══ Given records ══
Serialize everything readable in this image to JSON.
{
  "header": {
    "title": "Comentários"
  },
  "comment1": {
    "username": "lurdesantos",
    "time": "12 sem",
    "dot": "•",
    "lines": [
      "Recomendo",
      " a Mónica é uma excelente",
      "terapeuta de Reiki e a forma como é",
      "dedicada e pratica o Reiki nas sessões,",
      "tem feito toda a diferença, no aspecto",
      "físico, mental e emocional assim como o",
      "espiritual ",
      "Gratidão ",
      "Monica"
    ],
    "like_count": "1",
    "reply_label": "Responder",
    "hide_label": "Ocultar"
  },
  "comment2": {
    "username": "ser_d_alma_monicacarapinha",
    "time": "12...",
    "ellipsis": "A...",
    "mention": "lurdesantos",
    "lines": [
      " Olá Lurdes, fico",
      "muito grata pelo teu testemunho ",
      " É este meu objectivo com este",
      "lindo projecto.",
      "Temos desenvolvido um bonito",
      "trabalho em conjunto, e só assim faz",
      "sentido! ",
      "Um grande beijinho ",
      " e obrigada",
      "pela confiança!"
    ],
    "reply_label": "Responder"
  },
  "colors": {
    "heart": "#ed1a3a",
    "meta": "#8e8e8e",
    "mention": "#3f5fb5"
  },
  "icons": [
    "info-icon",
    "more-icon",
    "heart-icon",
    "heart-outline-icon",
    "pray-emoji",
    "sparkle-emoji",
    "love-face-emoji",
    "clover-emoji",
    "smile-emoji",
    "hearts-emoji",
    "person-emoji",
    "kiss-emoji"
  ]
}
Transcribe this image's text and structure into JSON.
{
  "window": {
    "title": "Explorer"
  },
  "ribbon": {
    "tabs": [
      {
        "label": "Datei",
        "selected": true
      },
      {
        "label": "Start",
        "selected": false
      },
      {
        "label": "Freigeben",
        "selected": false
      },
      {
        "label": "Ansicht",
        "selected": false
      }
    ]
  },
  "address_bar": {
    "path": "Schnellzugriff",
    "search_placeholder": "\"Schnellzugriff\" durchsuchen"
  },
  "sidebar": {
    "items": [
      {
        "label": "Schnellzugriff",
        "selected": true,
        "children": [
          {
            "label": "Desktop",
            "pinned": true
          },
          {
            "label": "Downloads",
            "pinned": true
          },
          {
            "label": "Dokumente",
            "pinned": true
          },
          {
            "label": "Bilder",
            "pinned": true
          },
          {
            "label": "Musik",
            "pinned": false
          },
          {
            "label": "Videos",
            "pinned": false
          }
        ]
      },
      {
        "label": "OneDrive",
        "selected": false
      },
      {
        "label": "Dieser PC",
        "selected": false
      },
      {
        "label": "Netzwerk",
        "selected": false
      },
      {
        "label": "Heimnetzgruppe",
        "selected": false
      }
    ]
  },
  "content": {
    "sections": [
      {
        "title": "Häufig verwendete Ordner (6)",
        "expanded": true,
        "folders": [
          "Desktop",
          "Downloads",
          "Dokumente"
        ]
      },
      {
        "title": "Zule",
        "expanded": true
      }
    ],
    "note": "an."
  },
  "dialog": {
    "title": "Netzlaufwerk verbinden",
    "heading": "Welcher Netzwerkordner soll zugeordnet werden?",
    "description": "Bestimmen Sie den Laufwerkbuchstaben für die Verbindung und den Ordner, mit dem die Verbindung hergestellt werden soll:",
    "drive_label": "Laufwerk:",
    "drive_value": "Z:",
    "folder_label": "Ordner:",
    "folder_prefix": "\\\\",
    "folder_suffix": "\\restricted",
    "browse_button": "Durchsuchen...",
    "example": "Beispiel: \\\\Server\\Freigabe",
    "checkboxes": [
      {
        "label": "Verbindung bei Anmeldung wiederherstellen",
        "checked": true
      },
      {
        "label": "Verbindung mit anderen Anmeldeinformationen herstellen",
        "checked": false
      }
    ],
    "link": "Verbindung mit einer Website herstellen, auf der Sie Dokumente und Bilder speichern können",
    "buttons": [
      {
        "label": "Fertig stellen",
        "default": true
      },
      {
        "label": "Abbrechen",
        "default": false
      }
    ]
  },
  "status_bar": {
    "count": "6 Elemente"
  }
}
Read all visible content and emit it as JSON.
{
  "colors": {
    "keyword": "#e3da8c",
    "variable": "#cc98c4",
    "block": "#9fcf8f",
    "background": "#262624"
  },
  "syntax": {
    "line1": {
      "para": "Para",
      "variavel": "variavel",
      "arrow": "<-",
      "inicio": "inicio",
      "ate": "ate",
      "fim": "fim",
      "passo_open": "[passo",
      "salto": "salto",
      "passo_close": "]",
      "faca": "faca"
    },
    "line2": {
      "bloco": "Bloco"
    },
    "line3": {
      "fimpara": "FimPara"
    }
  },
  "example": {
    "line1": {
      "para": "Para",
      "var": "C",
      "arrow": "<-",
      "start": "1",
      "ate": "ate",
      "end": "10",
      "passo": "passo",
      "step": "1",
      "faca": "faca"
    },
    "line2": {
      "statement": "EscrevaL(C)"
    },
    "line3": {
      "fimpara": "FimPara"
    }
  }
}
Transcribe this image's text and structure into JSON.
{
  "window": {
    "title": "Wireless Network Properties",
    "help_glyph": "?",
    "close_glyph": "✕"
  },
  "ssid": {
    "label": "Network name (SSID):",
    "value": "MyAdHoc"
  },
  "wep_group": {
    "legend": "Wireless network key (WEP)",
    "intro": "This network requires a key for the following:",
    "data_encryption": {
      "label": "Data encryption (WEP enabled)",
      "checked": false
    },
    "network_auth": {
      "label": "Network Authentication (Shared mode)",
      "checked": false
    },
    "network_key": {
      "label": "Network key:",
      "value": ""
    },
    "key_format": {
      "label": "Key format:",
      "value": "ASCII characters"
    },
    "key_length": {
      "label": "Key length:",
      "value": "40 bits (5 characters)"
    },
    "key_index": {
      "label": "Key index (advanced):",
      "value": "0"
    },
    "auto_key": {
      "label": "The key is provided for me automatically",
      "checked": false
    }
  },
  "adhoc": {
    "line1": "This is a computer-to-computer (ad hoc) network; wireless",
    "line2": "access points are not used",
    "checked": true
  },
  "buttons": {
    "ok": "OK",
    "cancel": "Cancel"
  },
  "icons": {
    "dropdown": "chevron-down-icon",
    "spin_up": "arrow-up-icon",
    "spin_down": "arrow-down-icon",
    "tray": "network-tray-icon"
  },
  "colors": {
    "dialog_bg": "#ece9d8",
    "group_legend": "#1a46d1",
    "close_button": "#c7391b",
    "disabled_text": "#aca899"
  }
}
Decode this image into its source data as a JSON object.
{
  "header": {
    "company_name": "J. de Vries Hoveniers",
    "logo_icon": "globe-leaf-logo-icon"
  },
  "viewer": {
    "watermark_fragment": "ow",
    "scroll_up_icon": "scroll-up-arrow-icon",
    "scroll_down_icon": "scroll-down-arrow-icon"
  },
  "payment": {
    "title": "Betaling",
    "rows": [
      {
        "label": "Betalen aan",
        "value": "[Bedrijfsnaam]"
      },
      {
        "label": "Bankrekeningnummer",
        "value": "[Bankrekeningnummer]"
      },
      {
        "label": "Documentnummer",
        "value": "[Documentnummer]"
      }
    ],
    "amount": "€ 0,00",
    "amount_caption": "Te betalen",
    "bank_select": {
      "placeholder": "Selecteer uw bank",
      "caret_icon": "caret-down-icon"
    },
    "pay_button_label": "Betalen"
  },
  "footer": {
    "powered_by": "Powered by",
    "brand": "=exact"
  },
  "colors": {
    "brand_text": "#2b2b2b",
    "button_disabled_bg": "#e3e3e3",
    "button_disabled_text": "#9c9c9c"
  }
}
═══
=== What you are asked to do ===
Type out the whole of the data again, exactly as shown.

=== Expected answer ===
Serialize everything readable in this image to JSON.
{
  "header": {
    "title": "Comentários"
  },
  "comment1": {
    "username": "lurdesantos",
    "time": "12 sem",
    "dot": "•",
    "lines": [
      "Recomendo",
      " a Mónica é uma excelente",
      "terapeuta de Reiki e a forma como é",
      "dedicada e pratica o Reiki nas sessões,",
      "tem feito toda a diferença, no aspecto",
      "físico, mental e emocional assim como o",
      "espiritual ",
      "Gratidão ",
      "Monica"
    ],
    "like_count": "1",
    "reply_label": "Responder",
    "hide_label": "Ocultar"
  },
  "comment2": {
    "username": "ser_d_alma_monicacarapinha",
    "time": "12...",
    "ellipsis": "A...",
    "mention": "lurdesantos",
    "lines": [
      " Olá Lurdes, fico",
      "muito grata pelo teu testemunho ",
      " É este meu objectivo com este",
      "lindo projecto.",
      "Temos desenvolvido um bonito",
      "trabalho em conjunto, e só assim faz",
      "sentido! ",
      "Um grande beijinho ",
      " e obrigada",
      "pela confiança!"
    ],
    "reply_label": "Responder"
  },
  "colors": {
    "heart": "#ed1a3a",
    "meta": "#8e8e8e",
    "mention": "#3f5fb5"
  },
  "icons": [
    "info-icon",
    "more-icon",
    "heart-icon",
    "heart-outline-icon",
    "pray-emoji",
    "sparkle-emoji",
    "love-face-emoji",
    "clover-emoji",
    "smile-emoji",
    "hearts-emoji",
    "person-emoji",
    "kiss-emoji"
  ]
}
Transcribe this image's text and structure into JSON.
{
  "window": {
    "title": "Explorer"
  },
  "ribbon": {
    "tabs": [
      {
        "label": "Datei",
        "selected": true
      },
      {
        "label": "Start",
        "selected": false
      },
      {
        "label": "Freigeben",
        "selected": false
      },
      {
        "label": "Ansicht",
        "selected": false
      }
    ]
  },
  "address_bar": {
    "path": "Schnellzugriff",
    "search_placeholder": "\"Schnellzugriff\" durchsuchen"
  },
  "sidebar": {
    "items": [
      {
        "label": "Schnellzugriff",
        "selected": true,
        "children": [
          {
            "label": "Desktop",
            "pinned": true
          },
          {
            "label": "Downloads",
            "pinned": true
          },
          {
            "label": "Dokumente",
            "pinned": true
          },
          {
            "label": "Bilder",
            "pinned": true
          },
          {
            "label": "Musik",
            "pinned": false
          },
          {
            "label": "Videos",
            "pinned": false
          }
        ]
      },
      {
        "label": "OneDrive",
        "selected": false
      },
      {
        "label": "Dieser PC",
        "selected": false
      },
      {
        "label": "Netzwerk",
        "selected": false
      },
      {
        "label": "Heimnetzgruppe",
        "selected": false
      }
    ]
  },
  "content": {
    "sections": [
      {
        "title": "Häufig verwendete Ordner (6)",
        "expanded": true,
        "folders": [
          "Desktop",
          "Downloads",
          "Dokumente"
        ]
      },
      {
        "title": "Zule",
        "expanded": true
      }
    ],
    "note": "an."
  },
  "dialog": {
    "title": "Netzlaufwerk verbinden",
    "heading": "Welcher Netzwerkordner soll zugeordnet werden?",
    "description": "Bestimmen Sie den Laufwerkbuchstaben für die Verbindung und den Ordner, mit dem die Verbindung hergestellt werden soll:",
    "drive_label": "Laufwerk:",
    "drive_value": "Z:",
    "folder_label": "Ordner:",
    "folder_prefix": "\\\\",
    "folder_suffix": "\\restricted",
    "browse_button": "Durchsuchen...",
    "example": "Beispiel: \\\\Server\\Freigabe",
    "checkboxes": [
      {
        "label": "Verbindung bei Anmeldung wiederherstellen",
        "checked": true
      },
      {
        "label": "Verbindung mit anderen Anmeldeinformationen herstellen",
        "checked": false
      }
    ],
    "link": "Verbindung mit einer Website herstellen, auf der Sie Dokumente und Bilder speichern können",
    "buttons": [
      {
        "label": "Fertig stellen",
        "default": true
      },
      {
        "label": "Abbrechen",
        "default": false
      }
    ]
  },
  "status_bar": {
    "count": "6 Elemente"
  }
}
Read all visible content and emit it as JSON.
{
  "colors": {
    "keyword": "#e3da8c",
    "variable": "#cc98c4",
    "block": "#9fcf8f",
    "background": "#262624"
  },
  "syntax": {
    "line1": {
      "para": "Para",
      "variavel": "variavel",
      "arrow": "<-",
      "inicio": "inicio",
      "ate": "ate",
      "fim": "fim",
      "passo_open": "[passo",
      "salto": "salto",
      "passo_close": "]",
      "faca": "faca"
    },
    "line2": {
      "bloco": "Bloco"
    },
    "line3": {
      "fimpara": "FimPara"
    }
  },
  "example": {
    "line1": {
      "para": "Para",
      "var": "C",
      "arrow": "<-",
      "start": "1",
      "ate": "ate",
      "end": "10",
      "passo": "passo",
      "step": "1",
      "faca": "faca"
    },
    "line2": {
      "statement": "EscrevaL(C)"
    },
    "line3": {
      "fimpara": "FimPara"
    }
  }
}
Transcribe this image's text and structure into JSON.
{
  "window": {
    "title": "Wireless Network Properties",
    "help_glyph": "?",
    "close_glyph": "✕"
  },
  "ssid": {
    "label": "Network name (SSID):",
    "value": "MyAdHoc"
  },
  "wep_group": {
    "legend": "Wireless network key (WEP)",
    "intro": "This network requires a key for the following:",
    "data_encryption": {
      "label": "Data encryption (WEP enabled)",
      "checked": false
    },
    "network_auth": {
      "label": "Network Authentication (Shared mode)",
      "checked": false
    },
    "network_key": {
      "label": "Network key:",
      "value": ""
    },
    "key_format": {
      "label": "Key format:",
      "value": "ASCII characters"
    },
    "key_length": {
      "label": "Key length:",
      "value": "40 bits (5 characters)"
    },
    "key_index": {
      "label": "Key index (advanced):",
      "value": "0"
    },
    "auto_key": {
      "label": "The key is provided for me automatically",
      "checked": false
    }
  },
  "adhoc": {
    "line1": "This is a computer-to-computer (ad hoc) network; wireless",
    "line2": "access points are not used",
    "checked": true
  },
  "buttons": {
    "ok": "OK",
    "cancel": "Cancel"
  },
  "icons": {
    "dropdown": "chevron-down-icon",
    "spin_up": "arrow-up-icon",
    "spin_down": "arrow-down-icon",
    "tray": "network-tray-icon"
  },
  "colors": {
    "dialog_bg": "#ece9d8",
    "group_legend": "#1a46d1",
    "close_button": "#c7391b",
    "disabled_text": "#aca899"
  }
}
Decode this image into its source data as a JSON object.
{
  "header": {
    "company_name": "J. de Vries Hoveniers",
    "logo_icon": "globe-leaf-logo-icon"
  },
  "viewer": {
    "watermark_fragment": "ow",
    "scroll_up_icon": "scroll-up-arrow-icon",
    "scroll_down_icon": "scroll-down-arrow-icon"
  },
  "payment": {
    "title": "Betaling",
    "rows": [
      {
        "label": "Betalen aan",
        "value": "[Bedrijfsnaam]"
      },
      {
        "label": "Bankrekeningnummer",
        "value": "[Bankrekeningnummer]"
      },
      {
        "label": "Documentnummer",
        "value": "[Documentnummer]"
      }
    ],
    "amount": "€ 0,00",
    "amount_caption": "Te betalen",
    "bank_select": {
      "placeholder": "Selecteer uw bank",
      "caret_icon": "caret-down-icon"
    },
    "pay_button_label": "Betalen"
  },
  "footer": {
    "powered_by": "Powered by",
    "brand": "=exact"
  },
  "colors": {
    "brand_text": "#2b2b2b",
    "button_disabled_bg": "#e3e3e3",
    "button_disabled_text": "#9c9c9c"
  }
}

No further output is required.